Photos: Costume Classics
On June 18, thousands of pieces from actress Debbie Reynolds’s collection of costumes from Hollywood’s golden age will go up for auction at Profiles in History. Here, some of the standouts.
At MGM she came under a variety of professional influences, including that of her acting coach, Lillian Burns, and her other underage classmate, Elizabeth Taylor. “The Movie Star” and “The Girl Scout” is how they identified each other even then and of course their names would be linked over their lifetimes, no more so than when Reynolds’s husband, the popular singer Eddie Fisher, left her for Taylor. (It would take time, but the two eventually made their peace and Taylor even donated a costume from “Cleopatra” to Reynolds.)
Reynolds’s collection began in 1970 after the financier Kirk Kerkorian bought MGM and decided to consolidate the studio. Years before Universal turned its studio tour into a major theme park, Reynolds had the idea to build a Disney-type mecca for film fans out of MGM’s back lot. She offered $5 million for everything: costumes, scripts, props, music. But MGM sold everything to an auctioneer for about the same price, without allowing Reynolds to counteroffer. So every day for three weeks, she waded through more than 300,000 items. She ended up purchasing a large, but carefully selected, array of costumes and furniture. Over the ensuing years, she added items through smaller auctions and individual purchases. When I compliment her prescience, she sighs and says, “It’s not so much that I had vision, it’s that they had none.”
For decades, Reynolds has fought to find a museum, and on seven occasions she has come close, only to have the blanket pulled out at the last minute, leaving her with the bills for architects, designers, contractors and various “experts.” There is a 25,000-square-foot structure standing empty in Tennessee, five minutes from Dollywood, because a key partner went bankrupt. She met several times with the Academy of Motion Picture Arts and Sciences and sought funding from wealthy individuals in the entertainment business (including Steven Spielberg, George Lucas and Paul Allen), all to no avail. Reynolds is quick to add that “these are all charitable men,” but they had other interests. She says she had to accept that “you can’t be a one-woman parade,” especially if you are the only one picking up the tab. Even though the creditors are closing in, Reynolds’s eyes well up at the thought of surrendering her long-fought battle to preserve this portion of film history, and she says that selling this collection is “the hardest thing I have ever done.”

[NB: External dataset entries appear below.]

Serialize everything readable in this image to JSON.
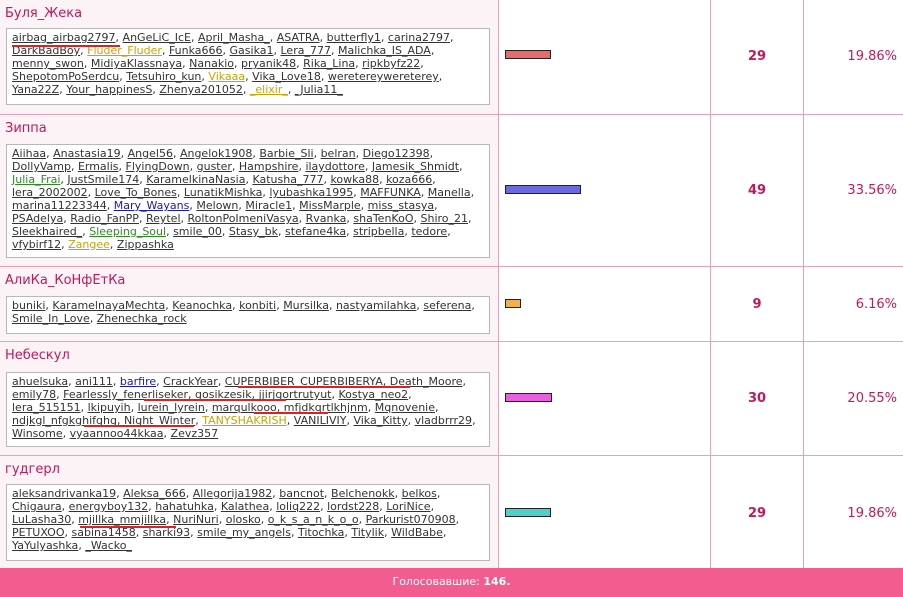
{
  "options": [
    {
      "name": "Буля_Жека",
      "count": "29",
      "percent": "19.86%",
      "fraction": 0.1986,
      "bar_color": "#e86a6a",
      "voters": [
        [
          "airbag_airbag2797",
          "n"
        ],
        [
          "AnGeLiC_IcE",
          "n"
        ],
        [
          "April_Masha_",
          "n"
        ],
        [
          "ASATRA",
          "n"
        ],
        [
          "butterfly1",
          "n"
        ],
        [
          "carina2797",
          "n"
        ],
        [
          "DarkBadBoy",
          "n"
        ],
        [
          "Fluder_Fluder",
          "y"
        ],
        [
          "Funka666",
          "n"
        ],
        [
          "Gasika1",
          "n"
        ],
        [
          "Lera_777",
          "n"
        ],
        [
          "Malichka_IS_ADA",
          "n"
        ],
        [
          "menny_swon",
          "n"
        ],
        [
          "MidiyaKlassnaya",
          "n"
        ],
        [
          "Nanakio",
          "n"
        ],
        [
          "pryanik48",
          "n"
        ],
        [
          "Rika_Lina",
          "n"
        ],
        [
          "ripkbyfz22",
          "n"
        ],
        [
          "ShepotomPoSerdcu",
          "n"
        ],
        [
          "Tetsuhiro_kun",
          "n"
        ],
        [
          "Vikaaa",
          "y"
        ],
        [
          "Vika_Love18",
          "n"
        ],
        [
          "weretereywereterey",
          "n"
        ],
        [
          "Yana22Z",
          "n"
        ],
        [
          "Your_happinesS",
          "n"
        ],
        [
          "Zhenya201052",
          "n"
        ],
        [
          "_elixir_",
          "y"
        ],
        [
          "_Julia11_",
          "n"
        ]
      ]
    },
    {
      "name": "Зиппа",
      "count": "49",
      "percent": "33.56%",
      "fraction": 0.3356,
      "bar_color": "#6a6ae0",
      "voters": [
        [
          "Aiihaa",
          "n"
        ],
        [
          "Anastasia19",
          "n"
        ],
        [
          "Angel56",
          "n"
        ],
        [
          "Angelok1908",
          "n"
        ],
        [
          "Barbie_Sli",
          "n"
        ],
        [
          "belran",
          "n"
        ],
        [
          "Diego12398",
          "n"
        ],
        [
          "DollyVamp",
          "n"
        ],
        [
          "Ermalis",
          "n"
        ],
        [
          "FlyingDown",
          "n"
        ],
        [
          "guster",
          "n"
        ],
        [
          "Hampshire",
          "n"
        ],
        [
          "ilaydottore",
          "n"
        ],
        [
          "Jamesik_Shmidt",
          "n"
        ],
        [
          "Julia_Frai",
          "g"
        ],
        [
          "JustSmile174",
          "n"
        ],
        [
          "KaramelkinaNasia",
          "n"
        ],
        [
          "Katusha_777",
          "n"
        ],
        [
          "kowka88",
          "n"
        ],
        [
          "koza666",
          "n"
        ],
        [
          "lera_2002002",
          "n"
        ],
        [
          "Love_To_Bones",
          "n"
        ],
        [
          "LunatikMishka",
          "n"
        ],
        [
          "lyubashka1995",
          "n"
        ],
        [
          "MAFFUNKA",
          "n"
        ],
        [
          "Manella",
          "n"
        ],
        [
          "marina11223344",
          "n"
        ],
        [
          "Mary_Wayans",
          "b"
        ],
        [
          "Melown",
          "n"
        ],
        [
          "Miracle1",
          "n"
        ],
        [
          "MissMarple",
          "n"
        ],
        [
          "miss_stasya",
          "n"
        ],
        [
          "PSAdelya",
          "n"
        ],
        [
          "Radio_FanPP",
          "n"
        ],
        [
          "Reytel",
          "n"
        ],
        [
          "RoltonPoImeniVasya",
          "n"
        ],
        [
          "Rvanka",
          "n"
        ],
        [
          "shaTenKoO",
          "n"
        ],
        [
          "Shiro_21",
          "n"
        ],
        [
          "Sleekhaired_",
          "n"
        ],
        [
          "Sleeping_Soul",
          "g"
        ],
        [
          "smile_00",
          "n"
        ],
        [
          "Stasy_bk",
          "n"
        ],
        [
          "stefane4ka",
          "n"
        ],
        [
          "stripbella",
          "n"
        ],
        [
          "tedore",
          "n"
        ],
        [
          "vfybirf12",
          "n"
        ],
        [
          "Zangee",
          "y"
        ],
        [
          "Zippashka",
          "n"
        ]
      ]
    },
    {
      "name": "АлиКа_КоНфЕтКа",
      "count": "9",
      "percent": "6.16%",
      "fraction": 0.0616,
      "bar_color": "#f0b050",
      "voters": [
        [
          "buniki",
          "n"
        ],
        [
          "KaramelnayaMechta",
          "n"
        ],
        [
          "Keanochka",
          "n"
        ],
        [
          "konbiti",
          "n"
        ],
        [
          "Mursilka",
          "n"
        ],
        [
          "nastyamilahka",
          "n"
        ],
        [
          "seferena",
          "n"
        ],
        [
          "Smile_In_Love",
          "n"
        ],
        [
          "Zhenechka_rock",
          "n"
        ]
      ]
    },
    {
      "name": "Небескул",
      "count": "30",
      "percent": "20.55%",
      "fraction": 0.2055,
      "bar_color": "#e860e0",
      "voters": [
        [
          "ahuelsuka",
          "n"
        ],
        [
          "ani111",
          "n"
        ],
        [
          "barfire",
          "b"
        ],
        [
          "CrackYear",
          "n"
        ],
        [
          "CUPERBIBER_CUPERBIBERYA",
          "n"
        ],
        [
          "Death_Moore",
          "n"
        ],
        [
          "emily78",
          "n"
        ],
        [
          "Fearlessly_fenerliseker",
          "n"
        ],
        [
          "gosikzesik",
          "n"
        ],
        [
          "jjirjgortrutyut",
          "n"
        ],
        [
          "Kostya_neo2",
          "n"
        ],
        [
          "lera_515151",
          "n"
        ],
        [
          "lkipuyih",
          "n"
        ],
        [
          "lurein_lyrein",
          "n"
        ],
        [
          "marqulkooo",
          "n"
        ],
        [
          "mfjdkqrtlkhjnm",
          "n"
        ],
        [
          "Mqnovenie",
          "n"
        ],
        [
          "ndjkgl_nfgkghifghg",
          "n"
        ],
        [
          "Night_Winter",
          "n"
        ],
        [
          "TANYSHAKRISH",
          "y"
        ],
        [
          "VANILIVIY",
          "n"
        ],
        [
          "Vika_Kitty",
          "n"
        ],
        [
          "vladbrrr29",
          "n"
        ],
        [
          "Winsome",
          "n"
        ],
        [
          "vyaannoo44kkaa",
          "n"
        ],
        [
          "Zevz357",
          "n"
        ]
      ]
    },
    {
      "name": "гудгерл",
      "count": "29",
      "percent": "19.86%",
      "fraction": 0.1986,
      "bar_color": "#50d0c8",
      "voters": [
        [
          "aleksandrivanka19",
          "n"
        ],
        [
          "Aleksa_666",
          "n"
        ],
        [
          "Allegorija1982",
          "n"
        ],
        [
          "bancnot",
          "n"
        ],
        [
          "Belchenokk",
          "n"
        ],
        [
          "belkos",
          "n"
        ],
        [
          "Chigaura",
          "n"
        ],
        [
          "energyboy132",
          "n"
        ],
        [
          "hahatuhka",
          "n"
        ],
        [
          "Kalathea",
          "n"
        ],
        [
          "loliq222",
          "n"
        ],
        [
          "lordst228",
          "n"
        ],
        [
          "LoriNice",
          "n"
        ],
        [
          "LuLasha30",
          "n"
        ],
        [
          "mjillka_mmjillka",
          "n"
        ],
        [
          "NuriNuri",
          "n"
        ],
        [
          "olosko",
          "n"
        ],
        [
          "o_k_s_a_n_k_o_o",
          "n"
        ],
        [
          "Parkurist070908",
          "n"
        ],
        [
          "PETUXOO",
          "n"
        ],
        [
          "sabina1458",
          "n"
        ],
        [
          "sharki93",
          "n"
        ],
        [
          "smile_my_angels",
          "n"
        ],
        [
          "Titochka",
          "n"
        ],
        [
          "Titylik",
          "n"
        ],
        [
          "WildBabe",
          "n"
        ],
        [
          "YaYulyashka",
          "n"
        ],
        [
          "_Wacko_",
          "n"
        ]
      ]
    }
  ],
  "footer": {
    "label": "Голосовавшие:",
    "total": "146."
  }
}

“Debbie is my hero,” says Deborah Nadoolman Landis, a costume designer and the director of the David C. Copley Center for Costume Design at UCLA. She says the failure to find a permanent home is “shame on us, not shame on her.” But she’s not surprised. “During my years in the industry, I watched as costumes were seen not as the works of art they are but as assets to be used over and over and then cut up as rags to wipe up the floor.”
While to some it’s heartbreaking to consider that most of these pieces will go into private hands never to be seen again (hopefully some will be willing to loan them for exhibits), at least the auctions (presented by historical memorabilia dealer Profiles in History in June, December and next spring) will give the world a chance to appreciate these great creations together one last time and give collectors a unique opportunity. “In the parlance of sports-memorabilia fans seeking the most valuable items,” says Reynolds’s son, Todd Fisher, “these costumes are ‘game used’ and their provenance is beyond question”—they are right there in the movies we love.